We had heard that tips were included in Italy but weren't really sure how to not tip (it's against my pizza delivery driver instincts). We noticed the menu said "servizio inclusivo" and thought that must mean we don't have to tip. In order to not offend our former-fascist host we pointed at the words and asked our server what they meant. She said, "ah, tip not included". Oh, good thing we asked.

After dinner we walked back to the hotel and took out the guidebook to check out what to do on our first full day in Rome. On the second or so page I saw a note that said "Most meals include tips in Italy, just look for the words "servizio inclusivo" on the menu to know for sure".

Sweet.

As you can tell, Day 5 was not the most stress free vacation day that one can have.
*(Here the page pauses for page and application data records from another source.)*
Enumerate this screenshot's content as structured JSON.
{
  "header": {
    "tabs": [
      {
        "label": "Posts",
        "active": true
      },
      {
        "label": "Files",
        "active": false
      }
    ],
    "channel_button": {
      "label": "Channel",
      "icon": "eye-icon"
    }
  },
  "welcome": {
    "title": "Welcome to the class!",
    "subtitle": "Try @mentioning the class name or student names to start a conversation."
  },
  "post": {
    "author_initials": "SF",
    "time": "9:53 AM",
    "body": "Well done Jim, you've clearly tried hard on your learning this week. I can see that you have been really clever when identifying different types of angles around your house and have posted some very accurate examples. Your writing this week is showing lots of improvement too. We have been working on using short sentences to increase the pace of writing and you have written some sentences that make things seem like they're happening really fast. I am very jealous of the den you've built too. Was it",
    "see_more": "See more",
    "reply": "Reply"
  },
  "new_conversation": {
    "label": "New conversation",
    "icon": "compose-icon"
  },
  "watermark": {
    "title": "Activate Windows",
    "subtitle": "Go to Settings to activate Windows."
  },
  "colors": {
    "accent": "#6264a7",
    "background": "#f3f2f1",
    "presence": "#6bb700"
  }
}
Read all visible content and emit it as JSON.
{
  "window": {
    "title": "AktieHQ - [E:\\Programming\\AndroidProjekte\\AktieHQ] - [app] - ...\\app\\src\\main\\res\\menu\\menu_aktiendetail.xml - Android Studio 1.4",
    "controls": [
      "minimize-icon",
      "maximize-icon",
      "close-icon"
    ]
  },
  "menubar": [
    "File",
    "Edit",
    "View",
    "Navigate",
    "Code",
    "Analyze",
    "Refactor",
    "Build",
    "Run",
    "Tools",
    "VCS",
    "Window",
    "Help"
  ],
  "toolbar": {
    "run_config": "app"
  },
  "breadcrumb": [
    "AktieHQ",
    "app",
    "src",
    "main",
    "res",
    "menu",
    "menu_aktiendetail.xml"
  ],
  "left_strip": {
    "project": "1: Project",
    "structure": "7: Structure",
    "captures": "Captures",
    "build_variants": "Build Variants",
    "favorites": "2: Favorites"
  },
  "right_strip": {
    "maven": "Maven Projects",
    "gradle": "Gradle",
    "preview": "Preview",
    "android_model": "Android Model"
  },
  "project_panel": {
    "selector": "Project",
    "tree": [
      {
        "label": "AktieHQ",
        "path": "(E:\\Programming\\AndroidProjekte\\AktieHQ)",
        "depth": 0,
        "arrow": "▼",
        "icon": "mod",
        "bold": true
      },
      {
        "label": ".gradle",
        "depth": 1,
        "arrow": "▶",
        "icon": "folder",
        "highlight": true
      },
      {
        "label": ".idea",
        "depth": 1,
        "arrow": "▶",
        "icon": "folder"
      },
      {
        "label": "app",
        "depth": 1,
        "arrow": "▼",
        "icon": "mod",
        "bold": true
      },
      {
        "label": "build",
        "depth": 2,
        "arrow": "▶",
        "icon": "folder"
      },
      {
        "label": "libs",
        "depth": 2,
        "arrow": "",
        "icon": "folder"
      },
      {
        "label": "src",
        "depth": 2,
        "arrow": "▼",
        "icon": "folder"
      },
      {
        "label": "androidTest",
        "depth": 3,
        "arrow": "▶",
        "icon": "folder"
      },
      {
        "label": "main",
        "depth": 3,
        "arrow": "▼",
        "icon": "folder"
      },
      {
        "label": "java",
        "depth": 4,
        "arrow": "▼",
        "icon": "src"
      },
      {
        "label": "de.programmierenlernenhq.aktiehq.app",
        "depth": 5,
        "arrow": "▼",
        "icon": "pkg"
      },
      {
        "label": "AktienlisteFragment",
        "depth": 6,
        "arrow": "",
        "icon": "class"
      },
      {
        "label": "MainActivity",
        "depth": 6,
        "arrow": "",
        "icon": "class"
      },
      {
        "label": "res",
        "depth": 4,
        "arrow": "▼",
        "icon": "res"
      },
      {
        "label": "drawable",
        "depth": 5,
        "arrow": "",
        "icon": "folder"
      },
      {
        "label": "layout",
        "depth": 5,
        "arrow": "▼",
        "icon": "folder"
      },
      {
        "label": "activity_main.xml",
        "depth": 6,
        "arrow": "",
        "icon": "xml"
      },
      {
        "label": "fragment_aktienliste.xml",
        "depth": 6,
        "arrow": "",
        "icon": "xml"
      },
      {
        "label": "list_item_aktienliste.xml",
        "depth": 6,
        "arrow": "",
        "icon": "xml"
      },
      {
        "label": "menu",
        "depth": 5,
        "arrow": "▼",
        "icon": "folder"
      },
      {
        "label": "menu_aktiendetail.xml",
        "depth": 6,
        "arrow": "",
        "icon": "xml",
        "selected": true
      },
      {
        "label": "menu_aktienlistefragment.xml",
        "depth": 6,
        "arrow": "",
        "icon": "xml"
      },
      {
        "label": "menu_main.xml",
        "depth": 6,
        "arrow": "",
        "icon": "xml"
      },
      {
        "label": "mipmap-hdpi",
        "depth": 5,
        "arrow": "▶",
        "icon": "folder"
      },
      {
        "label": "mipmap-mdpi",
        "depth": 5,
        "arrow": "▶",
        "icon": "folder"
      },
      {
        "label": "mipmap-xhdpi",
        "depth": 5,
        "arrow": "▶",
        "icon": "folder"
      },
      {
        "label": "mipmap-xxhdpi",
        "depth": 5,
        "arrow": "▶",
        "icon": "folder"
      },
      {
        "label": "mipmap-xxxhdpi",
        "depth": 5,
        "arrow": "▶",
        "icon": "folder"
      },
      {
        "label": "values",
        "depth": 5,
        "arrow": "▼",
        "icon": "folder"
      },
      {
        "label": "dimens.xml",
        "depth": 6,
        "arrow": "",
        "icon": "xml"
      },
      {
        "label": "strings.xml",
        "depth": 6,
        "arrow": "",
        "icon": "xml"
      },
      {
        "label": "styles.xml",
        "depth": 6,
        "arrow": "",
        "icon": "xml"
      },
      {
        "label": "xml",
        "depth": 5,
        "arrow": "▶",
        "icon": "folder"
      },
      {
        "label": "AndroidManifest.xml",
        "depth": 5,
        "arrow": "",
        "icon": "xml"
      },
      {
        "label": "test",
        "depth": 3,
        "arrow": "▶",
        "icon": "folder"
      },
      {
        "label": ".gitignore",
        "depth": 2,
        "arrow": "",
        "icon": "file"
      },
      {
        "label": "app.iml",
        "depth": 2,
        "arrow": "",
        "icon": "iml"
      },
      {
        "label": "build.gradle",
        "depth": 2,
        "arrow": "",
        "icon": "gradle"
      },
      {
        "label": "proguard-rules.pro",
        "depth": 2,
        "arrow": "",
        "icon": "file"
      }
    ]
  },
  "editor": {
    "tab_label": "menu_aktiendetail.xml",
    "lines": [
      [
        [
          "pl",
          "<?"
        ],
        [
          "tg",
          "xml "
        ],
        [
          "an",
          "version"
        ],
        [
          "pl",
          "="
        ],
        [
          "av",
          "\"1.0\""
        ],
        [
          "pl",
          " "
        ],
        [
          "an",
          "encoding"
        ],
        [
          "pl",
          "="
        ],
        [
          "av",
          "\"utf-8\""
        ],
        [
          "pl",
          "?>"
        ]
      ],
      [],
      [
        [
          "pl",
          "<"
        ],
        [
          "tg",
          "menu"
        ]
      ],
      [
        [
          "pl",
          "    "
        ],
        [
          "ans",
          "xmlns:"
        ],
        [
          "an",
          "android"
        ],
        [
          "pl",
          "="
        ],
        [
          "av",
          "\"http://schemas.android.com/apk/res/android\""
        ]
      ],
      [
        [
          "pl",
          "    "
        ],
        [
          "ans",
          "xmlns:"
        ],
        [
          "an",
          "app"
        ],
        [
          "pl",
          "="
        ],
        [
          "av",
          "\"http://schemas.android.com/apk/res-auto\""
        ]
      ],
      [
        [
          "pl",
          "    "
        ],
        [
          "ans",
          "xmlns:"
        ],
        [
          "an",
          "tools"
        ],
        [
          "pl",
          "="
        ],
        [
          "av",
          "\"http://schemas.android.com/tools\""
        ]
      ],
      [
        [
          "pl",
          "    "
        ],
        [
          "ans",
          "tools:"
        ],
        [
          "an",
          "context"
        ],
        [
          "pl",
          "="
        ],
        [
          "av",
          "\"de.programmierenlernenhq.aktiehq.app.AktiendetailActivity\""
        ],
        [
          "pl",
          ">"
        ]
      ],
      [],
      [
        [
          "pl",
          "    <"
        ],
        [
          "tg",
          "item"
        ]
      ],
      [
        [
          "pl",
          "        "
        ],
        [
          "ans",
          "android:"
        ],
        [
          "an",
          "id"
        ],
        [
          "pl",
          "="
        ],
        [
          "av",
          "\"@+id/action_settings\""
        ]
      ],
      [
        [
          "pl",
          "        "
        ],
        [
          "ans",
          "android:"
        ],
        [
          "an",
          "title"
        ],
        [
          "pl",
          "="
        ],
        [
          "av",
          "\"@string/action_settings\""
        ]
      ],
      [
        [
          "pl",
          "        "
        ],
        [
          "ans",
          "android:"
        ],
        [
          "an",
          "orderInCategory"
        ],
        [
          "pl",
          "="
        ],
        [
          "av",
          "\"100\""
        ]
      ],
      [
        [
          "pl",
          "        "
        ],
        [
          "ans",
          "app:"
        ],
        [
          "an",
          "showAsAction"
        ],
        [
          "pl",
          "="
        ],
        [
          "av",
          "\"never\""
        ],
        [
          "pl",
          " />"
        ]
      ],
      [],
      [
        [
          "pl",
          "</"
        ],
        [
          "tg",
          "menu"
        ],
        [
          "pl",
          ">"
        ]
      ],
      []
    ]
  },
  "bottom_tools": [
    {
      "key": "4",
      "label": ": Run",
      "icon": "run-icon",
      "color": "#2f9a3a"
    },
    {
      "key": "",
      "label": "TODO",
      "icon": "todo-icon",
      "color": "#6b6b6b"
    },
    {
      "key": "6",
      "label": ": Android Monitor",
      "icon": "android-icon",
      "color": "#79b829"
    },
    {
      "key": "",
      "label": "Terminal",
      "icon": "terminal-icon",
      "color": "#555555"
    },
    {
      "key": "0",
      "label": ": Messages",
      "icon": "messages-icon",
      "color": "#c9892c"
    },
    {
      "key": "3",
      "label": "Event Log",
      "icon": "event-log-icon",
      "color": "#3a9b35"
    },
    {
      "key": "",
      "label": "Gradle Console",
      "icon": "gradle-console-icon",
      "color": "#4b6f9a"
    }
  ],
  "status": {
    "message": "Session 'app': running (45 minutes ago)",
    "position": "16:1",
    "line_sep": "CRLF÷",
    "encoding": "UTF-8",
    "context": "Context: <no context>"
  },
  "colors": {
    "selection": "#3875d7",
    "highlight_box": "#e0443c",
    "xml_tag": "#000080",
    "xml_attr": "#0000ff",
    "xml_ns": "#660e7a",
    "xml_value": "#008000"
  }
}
To summarize: we hoofed it around Hyde Park searching for a fountain that was turned off and locked up, had to run to find a walking tour where we were scolded, tugged two "cases" behind a man carrying an umbrella over his head over several blocks filled with irratable tourists, traversed a large section of London (still with cases) on foot to find out we couldn't stow our cases or get into the attraction, had a Tube line we needed close down on us, were delayed on the tarmac for an hour, were almost abducted by a shady cab driver, and finally tricked into leaving a tip.

Quite a day!

1. He had strict rules, expected to be called 'sir', and a healthy love for the Queen. 2. Not "The Big Bus Company. 3. Terror concerns. 4. I will go to extreme lengths to avoid ATM fees 5. Realizing there were no RBS ATM's in Italy. 6. The fare was only 10 pounds, though taxes and fees were an additional 70! 7. The dedicated civil servant at the passport desk to declined to actually check any passports - it makes the TSA look organized and passionate! 8. Italian for Terminal (we assumed). 9. Which we forgot to take pictures of. 10. Two years of high school French and that's about the extent of my recall.